TRY IT:
Each record is to be printed again exactly, though not its pictures.
(EXERCISE INPUTS)
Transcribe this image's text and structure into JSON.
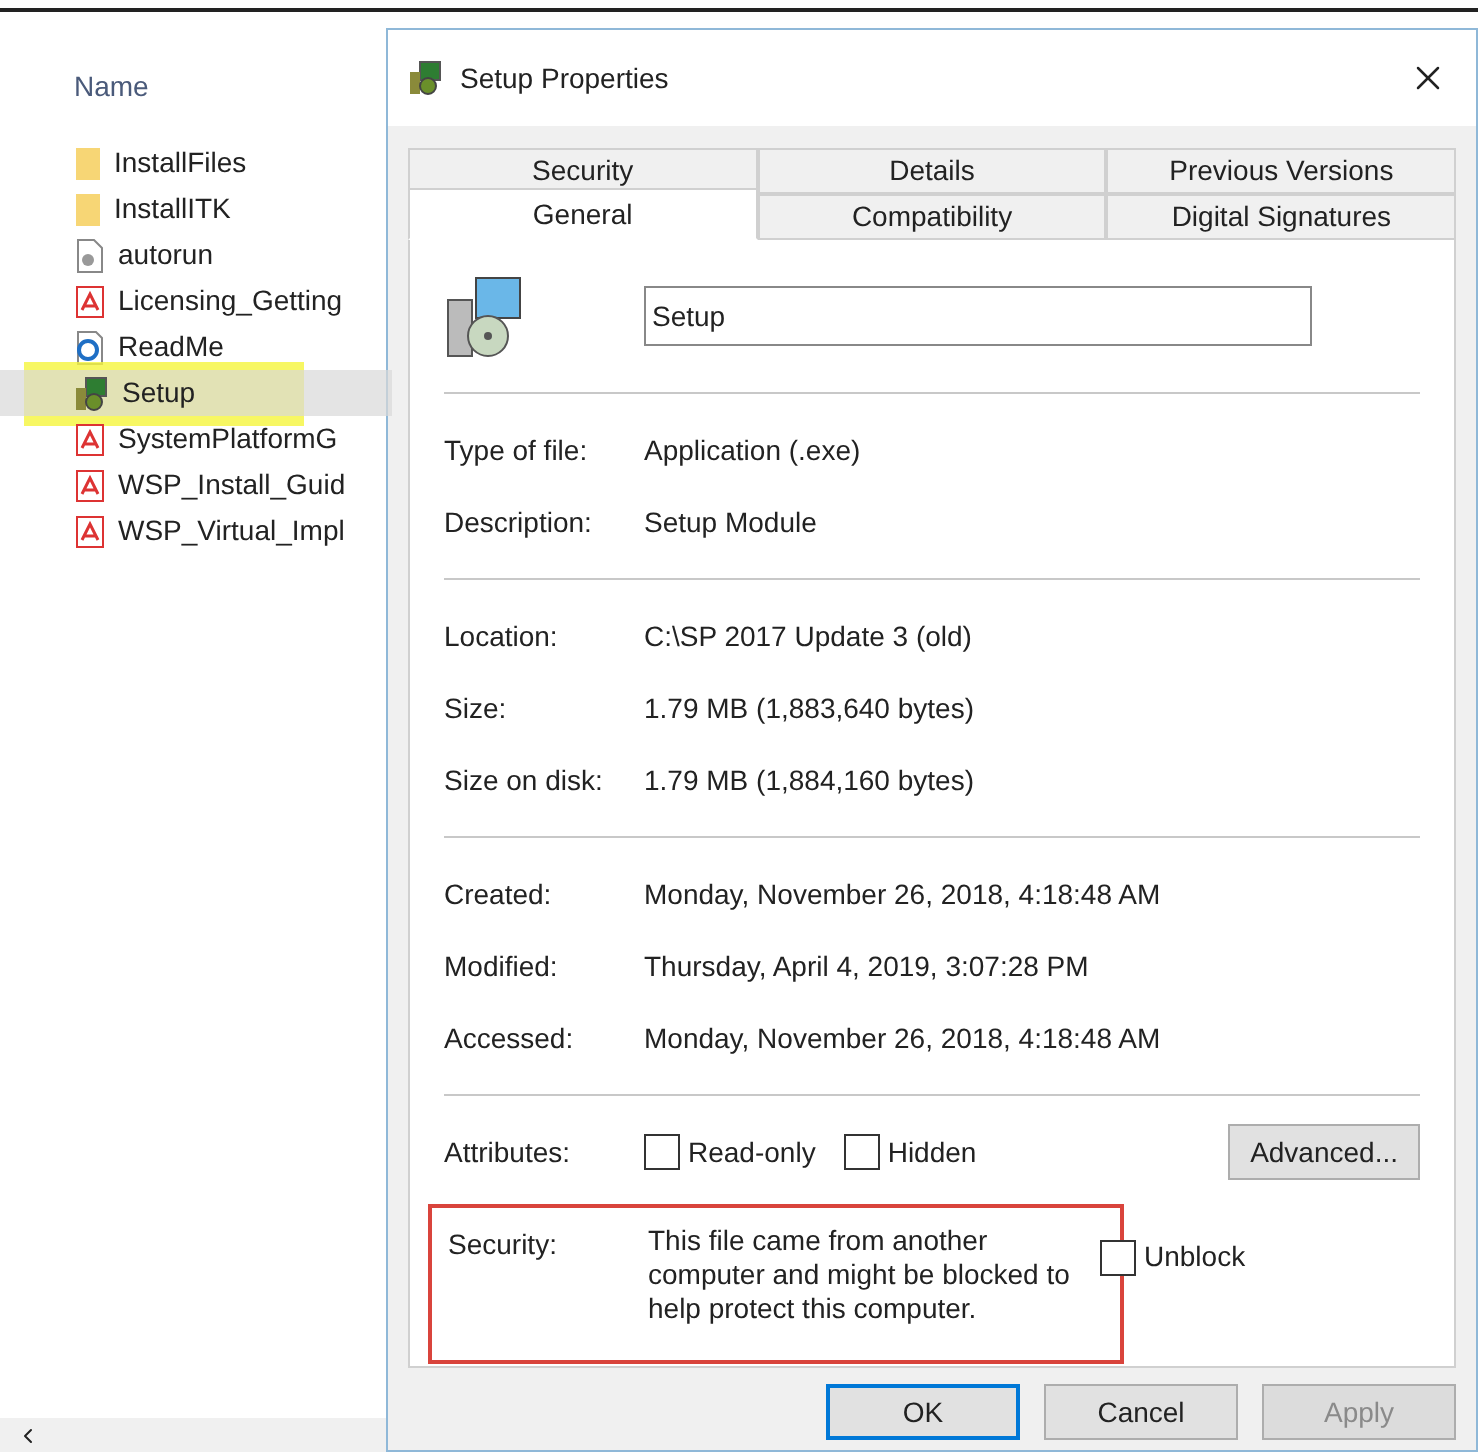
{
  "explorer": {
    "column_header": "Name",
    "items": [
      {
        "name": "InstallFiles",
        "kind": "folder",
        "selected": false,
        "highlighted": false
      },
      {
        "name": "InstallITK",
        "kind": "folder",
        "selected": false,
        "highlighted": false
      },
      {
        "name": "autorun",
        "kind": "file",
        "selected": false,
        "highlighted": false
      },
      {
        "name": "Licensing_Getting",
        "kind": "pdf",
        "selected": false,
        "highlighted": false
      },
      {
        "name": "ReadMe",
        "kind": "web",
        "selected": false,
        "highlighted": false
      },
      {
        "name": "Setup",
        "kind": "setup",
        "selected": true,
        "highlighted": true
      },
      {
        "name": "SystemPlatformG",
        "kind": "pdf",
        "selected": false,
        "highlighted": false
      },
      {
        "name": "WSP_Install_Guid",
        "kind": "pdf",
        "selected": false,
        "highlighted": false
      },
      {
        "name": "WSP_Virtual_Impl",
        "kind": "pdf",
        "selected": false,
        "highlighted": false
      }
    ]
  },
  "dialog": {
    "title": "Setup Properties",
    "tab_rows": [
      [
        {
          "label": "Security",
          "selected": false
        },
        {
          "label": "Details",
          "selected": false
        },
        {
          "label": "Previous Versions",
          "selected": false
        }
      ],
      [
        {
          "label": "General",
          "selected": true
        },
        {
          "label": "Compatibility",
          "selected": false
        },
        {
          "label": "Digital Signatures",
          "selected": false
        }
      ]
    ],
    "file_name": "Setup",
    "groups": [
      [
        {
          "label": "Type of file:",
          "value": "Application (.exe)"
        },
        {
          "label": "Description:",
          "value": "Setup Module"
        }
      ],
      [
        {
          "label": "Location:",
          "value": "C:\\SP 2017 Update 3 (old)"
        },
        {
          "label": "Size:",
          "value": "1.79 MB (1,883,640 bytes)"
        },
        {
          "label": "Size on disk:",
          "value": "1.79 MB (1,884,160 bytes)"
        }
      ],
      [
        {
          "label": "Created:",
          "value": "Monday, November 26, 2018, 4:18:48 AM"
        },
        {
          "label": "Modified:",
          "value": "Thursday, April 4, 2019, 3:07:28 PM"
        },
        {
          "label": "Accessed:",
          "value": "Monday, November 26, 2018, 4:18:48 AM"
        }
      ]
    ],
    "attributes": {
      "label": "Attributes:",
      "options": [
        {
          "label": "Read-only",
          "checked": false
        },
        {
          "label": "Hidden",
          "checked": false
        }
      ],
      "advanced_button": "Advanced..."
    },
    "security": {
      "label": "Security:",
      "message": "This file came from another computer and might be blocked to help protect this computer.",
      "unblock": {
        "label": "Unblock",
        "checked": false
      },
      "annotated": true
    },
    "buttons": [
      {
        "label": "OK",
        "default": true,
        "disabled": false
      },
      {
        "label": "Cancel",
        "default": false,
        "disabled": false
      },
      {
        "label": "Apply",
        "default": false,
        "disabled": true
      }
    ]
  }
}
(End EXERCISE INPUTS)
RESPONSE BELOW:
Transcribe this image's text and structure into JSON.
{
  "explorer": {
    "column_header": "Name",
    "items": [
      {
        "name": "InstallFiles",
        "kind": "folder",
        "selected": false,
        "highlighted": false
      },
      {
        "name": "InstallITK",
        "kind": "folder",
        "selected": false,
        "highlighted": false
      },
      {
        "name": "autorun",
        "kind": "file",
        "selected": false,
        "highlighted": false
      },
      {
        "name": "Licensing_Getting",
        "kind": "pdf",
        "selected": false,
        "highlighted": false
      },
      {
        "name": "ReadMe",
        "kind": "web",
        "selected": false,
        "highlighted": false
      },
      {
        "name": "Setup",
        "kind": "setup",
        "selected": true,
        "highlighted": true
      },
      {
        "name": "SystemPlatformG",
        "kind": "pdf",
        "selected": false,
        "highlighted": false
      },
      {
        "name": "WSP_Install_Guid",
        "kind": "pdf",
        "selected": false,
        "highlighted": false
      },
      {
        "name": "WSP_Virtual_Impl",
        "kind": "pdf",
        "selected": false,
        "highlighted": false
      }
    ]
  },
  "dialog": {
    "title": "Setup Properties",
    "tab_rows": [
      [
        {
          "label": "Security",
          "selected": false
        },
        {
          "label": "Details",
          "selected": false
        },
        {
          "label": "Previous Versions",
          "selected": false
        }
      ],
      [
        {
          "label": "General",
          "selected": true
        },
        {
          "label": "Compatibility",
          "selected": false
        },
        {
          "label": "Digital Signatures",
          "selected": false
        }
      ]
    ],
    "file_name": "Setup",
    "groups": [
      [
        {
          "label": "Type of file:",
          "value": "Application (.exe)"
        },
        {
          "label": "Description:",
          "value": "Setup Module"
        }
      ],
      [
        {
          "label": "Location:",
          "value": "C:\\SP 2017 Update 3 (old)"
        },
        {
          "label": "Size:",
          "value": "1.79 MB (1,883,640 bytes)"
        },
        {
          "label": "Size on disk:",
          "value": "1.79 MB (1,884,160 bytes)"
        }
      ],
      [
        {
          "label": "Created:",
          "value": "Monday, November 26, 2018, 4:18:48 AM"
        },
        {
          "label": "Modified:",
          "value": "Thursday, April 4, 2019, 3:07:28 PM"
        },
        {
          "label": "Accessed:",
          "value": "Monday, November 26, 2018, 4:18:48 AM"
        }
      ]
    ],
    "attributes": {
      "label": "Attributes:",
      "options": [
        {
          "label": "Read-only",
          "checked": false
        },
        {
          "label": "Hidden",
          "checked": false
        }
      ],
      "advanced_button": "Advanced..."
    },
    "security": {
      "label": "Security:",
      "message": "This file came from another computer and might be blocked to help protect this computer.",
      "unblock": {
        "label": "Unblock",
        "checked": false
      },
      "annotated": true
    },
    "buttons": [
      {
        "label": "OK",
        "default": true,
        "disabled": false
      },
      {
        "label": "Cancel",
        "default": false,
        "disabled": false
      },
      {
        "label": "Apply",
        "default": false,
        "disabled": true
      }
    ]
  }
}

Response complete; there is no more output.